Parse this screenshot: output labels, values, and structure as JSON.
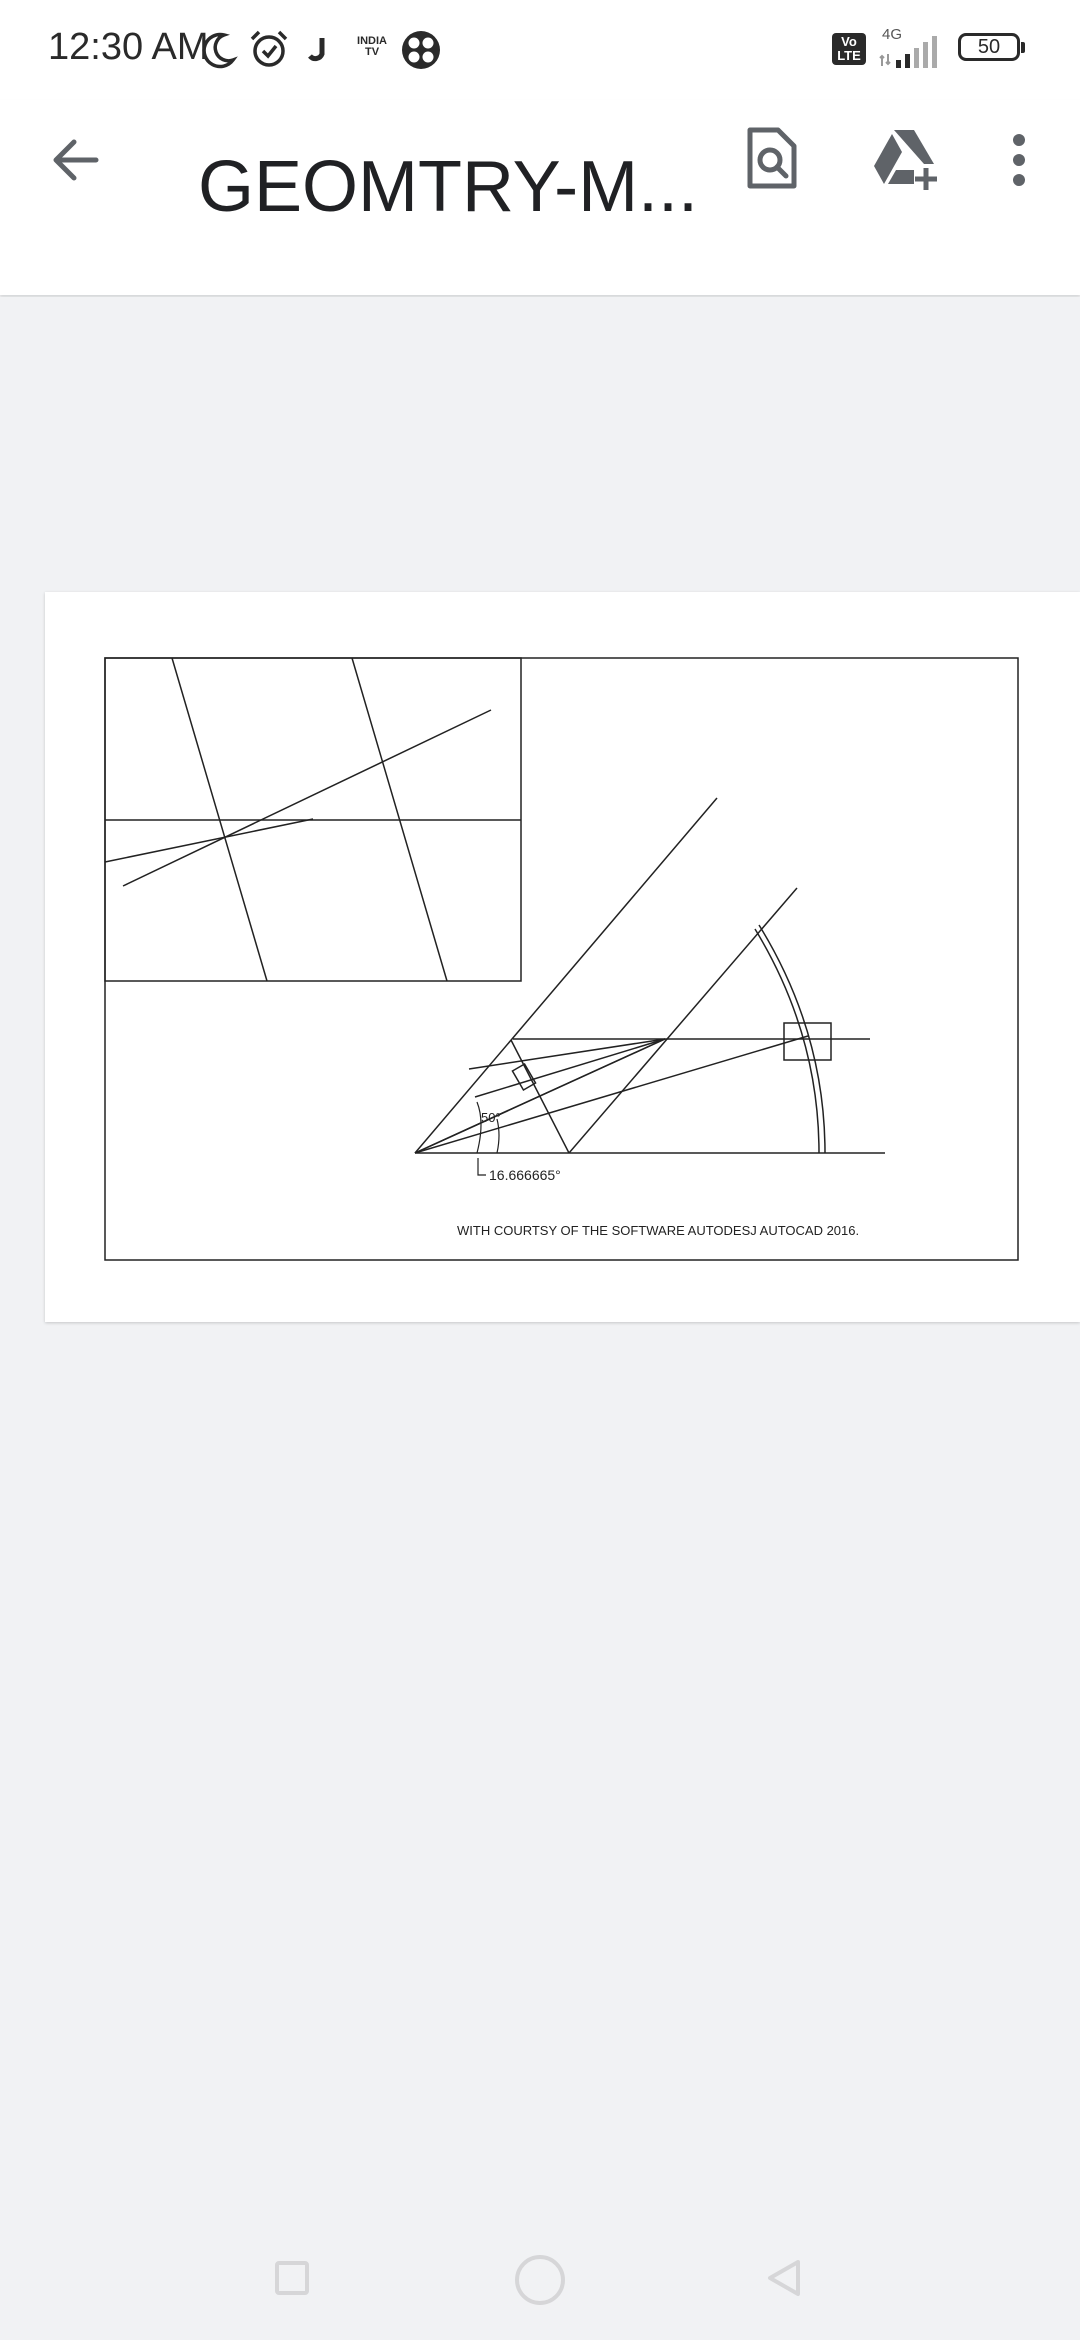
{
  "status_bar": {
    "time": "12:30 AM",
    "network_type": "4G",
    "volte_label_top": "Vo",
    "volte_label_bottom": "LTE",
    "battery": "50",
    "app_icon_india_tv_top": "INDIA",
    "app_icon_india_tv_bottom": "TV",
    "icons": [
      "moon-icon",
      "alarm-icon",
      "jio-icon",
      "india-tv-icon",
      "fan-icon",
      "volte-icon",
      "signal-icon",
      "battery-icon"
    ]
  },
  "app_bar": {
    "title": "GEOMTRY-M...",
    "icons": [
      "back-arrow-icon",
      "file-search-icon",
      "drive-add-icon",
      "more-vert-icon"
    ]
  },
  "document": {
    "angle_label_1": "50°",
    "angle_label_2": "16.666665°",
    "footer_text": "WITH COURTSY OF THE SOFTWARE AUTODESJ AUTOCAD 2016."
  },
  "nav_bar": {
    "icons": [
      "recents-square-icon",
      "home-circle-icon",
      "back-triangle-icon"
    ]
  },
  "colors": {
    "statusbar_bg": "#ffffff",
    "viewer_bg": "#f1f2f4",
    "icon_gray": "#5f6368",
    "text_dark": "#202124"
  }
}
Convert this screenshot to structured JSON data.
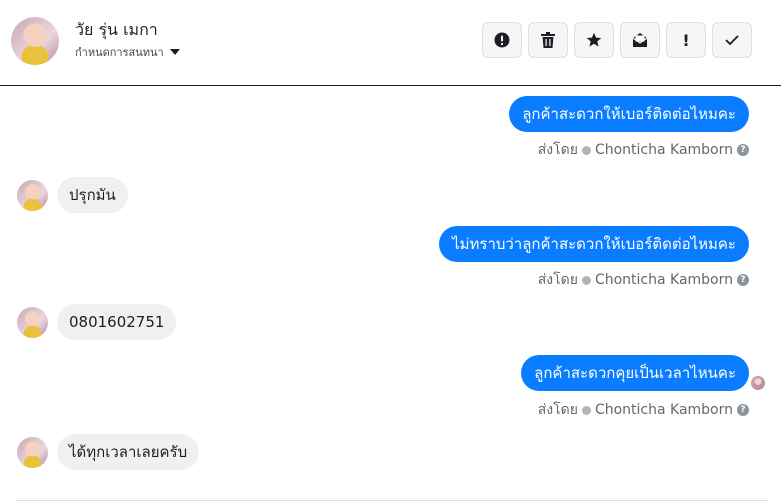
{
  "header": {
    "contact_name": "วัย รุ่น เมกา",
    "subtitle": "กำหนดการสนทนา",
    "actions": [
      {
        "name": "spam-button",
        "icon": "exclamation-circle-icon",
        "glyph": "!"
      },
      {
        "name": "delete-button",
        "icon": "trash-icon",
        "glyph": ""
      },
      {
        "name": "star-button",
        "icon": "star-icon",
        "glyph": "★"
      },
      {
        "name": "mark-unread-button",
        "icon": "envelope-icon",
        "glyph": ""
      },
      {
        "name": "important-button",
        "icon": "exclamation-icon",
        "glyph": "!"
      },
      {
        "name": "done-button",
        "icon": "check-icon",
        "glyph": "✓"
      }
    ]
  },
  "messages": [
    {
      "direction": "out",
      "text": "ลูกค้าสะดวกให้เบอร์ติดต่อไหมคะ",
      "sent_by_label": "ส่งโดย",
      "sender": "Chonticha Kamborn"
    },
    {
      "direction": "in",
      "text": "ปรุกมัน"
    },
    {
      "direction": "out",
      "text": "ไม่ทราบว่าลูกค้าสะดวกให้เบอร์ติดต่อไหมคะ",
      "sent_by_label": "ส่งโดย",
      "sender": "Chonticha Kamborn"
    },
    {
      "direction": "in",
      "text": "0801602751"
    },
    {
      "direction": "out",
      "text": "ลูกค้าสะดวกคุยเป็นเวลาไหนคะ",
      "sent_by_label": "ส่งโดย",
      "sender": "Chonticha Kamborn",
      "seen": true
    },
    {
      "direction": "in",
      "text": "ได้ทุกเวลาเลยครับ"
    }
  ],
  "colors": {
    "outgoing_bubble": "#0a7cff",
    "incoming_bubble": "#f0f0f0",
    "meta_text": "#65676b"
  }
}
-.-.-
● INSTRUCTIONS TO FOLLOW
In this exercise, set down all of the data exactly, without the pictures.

● EXERCISE SOLUTION
Parse this screenshot: output labels, values, and structure as JSON.
{
  "status_bar": {
    "time": "12:30 AM",
    "network_type": "4G",
    "volte_label_top": "Vo",
    "volte_label_bottom": "LTE",
    "battery": "50",
    "app_icon_india_tv_top": "INDIA",
    "app_icon_india_tv_bottom": "TV",
    "icons": [
      "moon-icon",
      "alarm-icon",
      "jio-icon",
      "india-tv-icon",
      "fan-icon",
      "volte-icon",
      "signal-icon",
      "battery-icon"
    ]
  },
  "app_bar": {
    "title": "GEOMTRY-M...",
    "icons": [
      "back-arrow-icon",
      "file-search-icon",
      "drive-add-icon",
      "more-vert-icon"
    ]
  },
  "document": {
    "angle_label_1": "50°",
    "angle_label_2": "16.666665°",
    "footer_text": "WITH COURTSY OF THE SOFTWARE AUTODESJ AUTOCAD 2016."
  },
  "nav_bar": {
    "icons": [
      "recents-square-icon",
      "home-circle-icon",
      "back-triangle-icon"
    ]
  },
  "colors": {
    "statusbar_bg": "#ffffff",
    "viewer_bg": "#f1f2f4",
    "icon_gray": "#5f6368",
    "text_dark": "#202124"
  }
}
Convert this screenshot to structured JSON data.
{
  "header": {
    "contact_name": "วัย รุ่น เมกา",
    "subtitle": "กำหนดการสนทนา",
    "actions": [
      {
        "name": "spam-button",
        "icon": "exclamation-circle-icon",
        "glyph": "!"
      },
      {
        "name": "delete-button",
        "icon": "trash-icon",
        "glyph": ""
      },
      {
        "name": "star-button",
        "icon": "star-icon",
        "glyph": "★"
      },
      {
        "name": "mark-unread-button",
        "icon": "envelope-icon",
        "glyph": ""
      },
      {
        "name": "important-button",
        "icon": "exclamation-icon",
        "glyph": "!"
      },
      {
        "name": "done-button",
        "icon": "check-icon",
        "glyph": "✓"
      }
    ]
  },
  "messages": [
    {
      "direction": "out",
      "text": "ลูกค้าสะดวกให้เบอร์ติดต่อไหมคะ",
      "sent_by_label": "ส่งโดย",
      "sender": "Chonticha Kamborn"
    },
    {
      "direction": "in",
      "text": "ปรุกมัน"
    },
    {
      "direction": "out",
      "text": "ไม่ทราบว่าลูกค้าสะดวกให้เบอร์ติดต่อไหมคะ",
      "sent_by_label": "ส่งโดย",
      "sender": "Chonticha Kamborn"
    },
    {
      "direction": "in",
      "text": "0801602751"
    },
    {
      "direction": "out",
      "text": "ลูกค้าสะดวกคุยเป็นเวลาไหนคะ",
      "sent_by_label": "ส่งโดย",
      "sender": "Chonticha Kamborn",
      "seen": true
    },
    {
      "direction": "in",
      "text": "ได้ทุกเวลาเลยครับ"
    }
  ],
  "colors": {
    "outgoing_bubble": "#0a7cff",
    "incoming_bubble": "#f0f0f0",
    "meta_text": "#65676b"
  }
}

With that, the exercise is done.